When I worked in Haiti after the 2010 earthquake, I saw hundreds of inexperienced foreign volunteers arrive to help clear rubble. Aid agencies like the one I worked for paid locals as part of their cash-for-work programs to help out. The benefits were twofold: It cleared the rubble, and it put cash in Haitians’ pockets at a time when they needed it most. All foreign volunteers did was take jobs from Haitians. The rule is this: If someone there can do the work, let them do it. Don’t go and do it for them.
As we saw in the Philippines, the bulk of the early humanitarian response will come from not only established local organizations, but everyday citizens, friends, neighbors. Months after Typhoon Haiyan I was in Tacloban where a community leader had kept a logbook of groups who came to assist her community. The first dozens of entries were local groups—churches, university students, nearby community organizations. The international community came later and provided needed assistance, but the first responders are always fellow neighbors and countrymen who know the local needs, know the social customs, know the language, and know how best to deliver local goods. Unsurprisingly, reports from Nepal are echoing this example, with efforts such as those by the Nepal Red Cross working around the clock since the earthquake. Those groups should be supported, not substituted.
Wanting to help is a commendable human impulse. But help needs to be provided in a way that is most useful. Besides resisting the urge to go to the airport, it’s also important to not send stuff. As I have written before, sending clothes, bottles of water, and teddy bears is ineffective (these donations go unused because they’re not what people want or need), inefficient (it costs a lot of time and money to ship and unload this stuff that could be better spent helping people), and hurts the local economy (it puts the people there out of business).

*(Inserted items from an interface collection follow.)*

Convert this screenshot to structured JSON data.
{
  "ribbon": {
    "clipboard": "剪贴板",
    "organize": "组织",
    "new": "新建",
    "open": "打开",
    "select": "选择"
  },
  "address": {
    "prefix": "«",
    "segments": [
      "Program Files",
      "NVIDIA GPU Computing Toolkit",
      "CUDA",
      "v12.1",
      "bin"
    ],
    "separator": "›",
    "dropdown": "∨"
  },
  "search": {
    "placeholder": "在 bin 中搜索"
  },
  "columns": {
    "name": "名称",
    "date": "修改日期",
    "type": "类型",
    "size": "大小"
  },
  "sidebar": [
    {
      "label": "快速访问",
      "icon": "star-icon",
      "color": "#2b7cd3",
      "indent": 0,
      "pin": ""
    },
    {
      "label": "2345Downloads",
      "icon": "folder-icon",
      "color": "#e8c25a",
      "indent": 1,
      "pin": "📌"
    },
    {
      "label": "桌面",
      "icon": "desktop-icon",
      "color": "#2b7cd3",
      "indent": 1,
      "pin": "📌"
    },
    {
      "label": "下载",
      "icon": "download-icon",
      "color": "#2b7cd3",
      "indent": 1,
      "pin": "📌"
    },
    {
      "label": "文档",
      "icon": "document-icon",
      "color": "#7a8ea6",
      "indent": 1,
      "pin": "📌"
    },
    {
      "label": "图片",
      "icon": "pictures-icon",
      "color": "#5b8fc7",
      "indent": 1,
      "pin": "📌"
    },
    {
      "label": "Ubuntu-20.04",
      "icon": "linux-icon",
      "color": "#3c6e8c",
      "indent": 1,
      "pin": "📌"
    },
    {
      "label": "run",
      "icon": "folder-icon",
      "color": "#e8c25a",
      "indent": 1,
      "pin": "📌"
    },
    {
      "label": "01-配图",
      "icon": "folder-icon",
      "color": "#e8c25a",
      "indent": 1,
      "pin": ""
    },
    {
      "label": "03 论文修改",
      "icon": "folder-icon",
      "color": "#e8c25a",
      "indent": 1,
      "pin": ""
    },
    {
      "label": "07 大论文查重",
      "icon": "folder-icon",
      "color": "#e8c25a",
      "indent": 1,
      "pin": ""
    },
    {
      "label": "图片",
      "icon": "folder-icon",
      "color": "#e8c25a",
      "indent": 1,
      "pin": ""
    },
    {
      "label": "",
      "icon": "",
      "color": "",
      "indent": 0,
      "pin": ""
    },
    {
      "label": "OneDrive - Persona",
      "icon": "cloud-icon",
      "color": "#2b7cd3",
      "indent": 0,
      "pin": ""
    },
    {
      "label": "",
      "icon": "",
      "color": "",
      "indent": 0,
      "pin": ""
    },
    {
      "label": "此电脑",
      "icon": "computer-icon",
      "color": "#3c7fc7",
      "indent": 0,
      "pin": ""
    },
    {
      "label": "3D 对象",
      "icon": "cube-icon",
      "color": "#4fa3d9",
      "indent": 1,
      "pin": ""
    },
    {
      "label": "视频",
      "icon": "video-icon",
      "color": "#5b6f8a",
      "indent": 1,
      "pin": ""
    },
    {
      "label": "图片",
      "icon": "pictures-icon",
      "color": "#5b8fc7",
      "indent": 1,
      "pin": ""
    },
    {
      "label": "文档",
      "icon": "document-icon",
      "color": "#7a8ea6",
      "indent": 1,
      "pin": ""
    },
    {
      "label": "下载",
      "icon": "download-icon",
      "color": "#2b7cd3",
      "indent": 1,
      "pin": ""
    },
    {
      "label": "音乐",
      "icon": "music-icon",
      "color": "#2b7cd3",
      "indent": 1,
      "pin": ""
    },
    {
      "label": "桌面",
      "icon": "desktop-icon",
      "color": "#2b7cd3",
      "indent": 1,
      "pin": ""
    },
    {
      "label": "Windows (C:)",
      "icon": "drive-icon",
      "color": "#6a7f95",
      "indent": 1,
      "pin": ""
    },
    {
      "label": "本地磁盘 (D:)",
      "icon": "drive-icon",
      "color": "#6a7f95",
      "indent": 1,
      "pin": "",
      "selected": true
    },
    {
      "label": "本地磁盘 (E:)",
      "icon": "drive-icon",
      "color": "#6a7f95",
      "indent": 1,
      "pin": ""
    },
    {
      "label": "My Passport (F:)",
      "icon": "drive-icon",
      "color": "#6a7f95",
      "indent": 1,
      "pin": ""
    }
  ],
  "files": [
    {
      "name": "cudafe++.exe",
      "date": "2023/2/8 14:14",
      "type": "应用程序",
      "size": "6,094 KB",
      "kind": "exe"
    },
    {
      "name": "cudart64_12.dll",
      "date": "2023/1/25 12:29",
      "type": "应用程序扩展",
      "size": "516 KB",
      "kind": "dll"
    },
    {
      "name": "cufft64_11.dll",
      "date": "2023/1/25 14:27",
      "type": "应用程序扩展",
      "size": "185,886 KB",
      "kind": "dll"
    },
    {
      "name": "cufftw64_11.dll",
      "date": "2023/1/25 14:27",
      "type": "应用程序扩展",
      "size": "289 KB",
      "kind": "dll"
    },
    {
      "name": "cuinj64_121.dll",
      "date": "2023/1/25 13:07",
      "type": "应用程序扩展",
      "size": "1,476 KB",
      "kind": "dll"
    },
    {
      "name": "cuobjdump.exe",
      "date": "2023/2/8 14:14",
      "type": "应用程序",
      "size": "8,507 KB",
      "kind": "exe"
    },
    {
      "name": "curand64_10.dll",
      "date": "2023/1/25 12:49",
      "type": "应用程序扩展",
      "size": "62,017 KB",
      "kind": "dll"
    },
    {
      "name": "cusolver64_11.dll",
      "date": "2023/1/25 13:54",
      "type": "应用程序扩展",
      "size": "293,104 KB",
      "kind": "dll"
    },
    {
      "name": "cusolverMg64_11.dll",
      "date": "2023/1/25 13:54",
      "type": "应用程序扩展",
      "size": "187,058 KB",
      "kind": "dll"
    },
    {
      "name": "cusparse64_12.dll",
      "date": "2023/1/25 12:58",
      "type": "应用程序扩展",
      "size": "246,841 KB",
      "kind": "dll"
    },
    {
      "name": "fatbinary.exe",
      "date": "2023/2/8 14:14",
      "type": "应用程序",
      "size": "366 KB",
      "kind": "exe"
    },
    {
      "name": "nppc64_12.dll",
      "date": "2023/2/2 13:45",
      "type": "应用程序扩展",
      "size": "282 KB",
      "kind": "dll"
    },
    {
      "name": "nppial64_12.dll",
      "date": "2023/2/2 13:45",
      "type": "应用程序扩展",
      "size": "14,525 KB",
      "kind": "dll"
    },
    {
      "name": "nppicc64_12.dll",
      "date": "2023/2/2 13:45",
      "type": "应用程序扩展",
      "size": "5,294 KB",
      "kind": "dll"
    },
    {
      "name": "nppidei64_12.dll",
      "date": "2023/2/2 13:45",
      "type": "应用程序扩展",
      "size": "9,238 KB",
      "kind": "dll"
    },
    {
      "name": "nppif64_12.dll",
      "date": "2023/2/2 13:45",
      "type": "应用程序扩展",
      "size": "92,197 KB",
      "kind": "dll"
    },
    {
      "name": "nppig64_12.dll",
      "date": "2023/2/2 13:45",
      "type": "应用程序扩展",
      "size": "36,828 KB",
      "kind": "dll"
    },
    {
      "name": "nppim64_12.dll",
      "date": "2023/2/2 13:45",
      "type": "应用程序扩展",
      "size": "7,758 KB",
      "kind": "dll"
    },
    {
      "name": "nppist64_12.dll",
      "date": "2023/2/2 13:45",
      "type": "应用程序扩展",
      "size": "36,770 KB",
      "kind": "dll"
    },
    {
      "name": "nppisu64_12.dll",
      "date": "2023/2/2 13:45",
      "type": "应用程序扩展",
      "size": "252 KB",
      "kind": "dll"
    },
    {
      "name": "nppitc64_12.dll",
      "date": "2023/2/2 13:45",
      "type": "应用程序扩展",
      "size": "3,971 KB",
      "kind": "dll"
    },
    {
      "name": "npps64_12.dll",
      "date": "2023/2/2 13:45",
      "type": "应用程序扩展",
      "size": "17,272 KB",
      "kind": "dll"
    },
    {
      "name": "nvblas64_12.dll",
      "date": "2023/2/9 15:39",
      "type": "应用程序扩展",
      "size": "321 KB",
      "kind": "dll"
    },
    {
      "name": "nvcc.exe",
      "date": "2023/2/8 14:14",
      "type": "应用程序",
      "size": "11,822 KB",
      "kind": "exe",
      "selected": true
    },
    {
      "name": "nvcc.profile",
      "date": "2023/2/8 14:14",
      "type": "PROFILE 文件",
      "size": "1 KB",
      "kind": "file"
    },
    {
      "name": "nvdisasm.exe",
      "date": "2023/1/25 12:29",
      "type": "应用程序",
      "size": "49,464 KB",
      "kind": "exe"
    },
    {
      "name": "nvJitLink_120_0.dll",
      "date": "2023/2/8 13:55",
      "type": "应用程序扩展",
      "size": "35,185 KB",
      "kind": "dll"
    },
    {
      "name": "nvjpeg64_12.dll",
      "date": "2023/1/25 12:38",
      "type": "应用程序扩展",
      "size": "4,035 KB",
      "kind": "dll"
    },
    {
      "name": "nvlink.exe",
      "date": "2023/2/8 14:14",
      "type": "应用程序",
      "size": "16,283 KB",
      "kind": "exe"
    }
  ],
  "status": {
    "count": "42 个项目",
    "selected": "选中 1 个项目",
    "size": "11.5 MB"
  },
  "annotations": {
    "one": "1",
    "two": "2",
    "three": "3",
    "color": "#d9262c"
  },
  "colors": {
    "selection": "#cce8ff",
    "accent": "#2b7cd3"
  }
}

What’s needed is money for reputable agencies—here’s a list of verified response efforts—who are already on the ground providing relief to people in distress. Things that agencies are now requesting in Nepal are fuel to keep generators running; measles vaccines, given the possibility of a measles outbreak; and body bags. Most individuals or corporations probably can’t offer that kind of support, but we can provide cash to humanitarian agencies that can purchase what is needed. Unless agencies ask for specific goods that they cannot purchase for themselves, don’t send them stuff.
We in the humanitarian field have a name for some of the people who rush to the sites of disasters: “Voluntourists.” It may not be a nice word, and we don't intend to shame people’s truly generous impulses, but it points to the fact that untrained volunteers are hindrances rather than help.
The time to choose to be a humanitarian aid worker isn’t the day after an emergency. If you want to commit to the profession, get the skills, training, and expertise first. And then consider lending a hand in places outside of the media’s eye—Central African Republic, South Sudan, or perhaps the Democratic Republic of Congo. Each faces a humanitarian crisis that is largely unnoticed by the general public. For now, the best way you can help in Nepal is to donate money to those who are already there doing the work that must be done.